INDECISION IN GERMANY, 1945-1947
AMERICAN POLICYMAKERS were slow to realize how much Europe's survival depended on German recovery. Germany, the heartland of Europe, almost bled to death while the Allies fought over its future. And the clumsy and incremental process by which U.S. officials arrived at a policy for Germany suggests none of the purposeful action that one might expect of a world power bent upon empire- building in Europe.
From the very first, American planning in Germany was pulled in two directions. On the one hand, wartime planners wished to disarm and neutralize the former Reich. Germany would be stripped of heavy industry, if not actually pastoralized, and shorn of large tracts of territory, if not fully partitioned. On the other hand, the American multilateral program called for the reconstruction of German industry and its integration into the West European economy. The conflict between these tendencies was never quite resolved before early 1947. Even after European recovery had clearly assumed precedence over German disarmament in American policy, Washington faced stiff resistance to its plans in Germany from other interested powers, East and West.

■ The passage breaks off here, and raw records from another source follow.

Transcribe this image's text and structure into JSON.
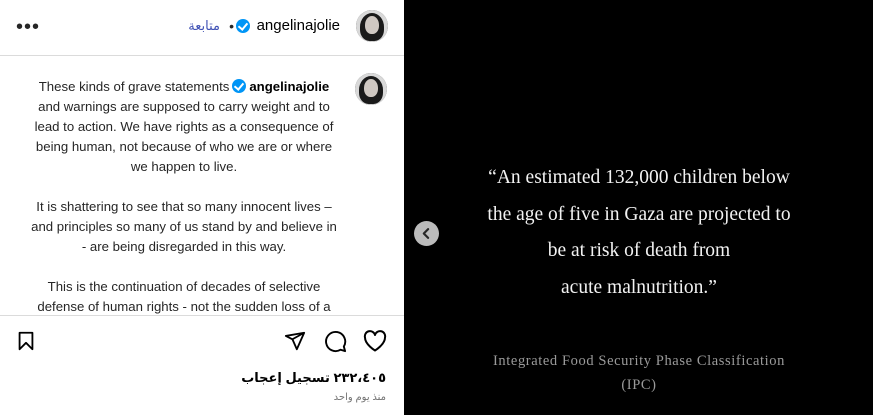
{
  "header": {
    "more_label": "•••",
    "username": "angelinajolie",
    "separator": "•",
    "follow_label": "متابعة"
  },
  "caption": {
    "paragraphs": [
      "These kinds of grave statements",
      "and warnings are supposed to carry weight and to lead to action. We have rights as a consequence of being human, not because of who we are or where we happen to live.",
      "It is shattering to see that so many innocent lives – and principles so many of us stand by and believe in - are being disregarded in this way.",
      "This is the continuation of decades of selective defense of human rights - not the sudden loss of a moral center. It is the consequence of treating"
    ],
    "username": "angelinajolie"
  },
  "actions": {
    "like_icon": "heart-icon",
    "comment_icon": "comment-icon",
    "share_icon": "send-icon",
    "save_icon": "bookmark-icon"
  },
  "likes_text": "٢٣٢،٤٠٥ تسجيل إعجاب",
  "time_text": "منذ يوم واحد",
  "media": {
    "quote_lines": [
      "“An estimated 132,000 children below",
      "the age of five in Gaza are projected to",
      "be at risk of death from",
      "acute malnutrition.”"
    ],
    "source_lines": [
      "Integrated Food Security Phase Classification",
      "(IPC)"
    ],
    "prev_icon": "chevron-left-icon"
  },
  "colors": {
    "verified": "#0095f6",
    "follow": "#3f51b5",
    "media_bg": "#000000"
  }
}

The United States had fought in two world wars to preclude German hegemony over Europe. In later years, Americans would have difficulty remembering the revulsion that they had felt toward Germany in 1945 following the Nazis' savage persecution and slaughter of captive populations. In cooperation with other nations, American officials resolved to punish war criminals and stamp out every vestige of Nazi power and influence.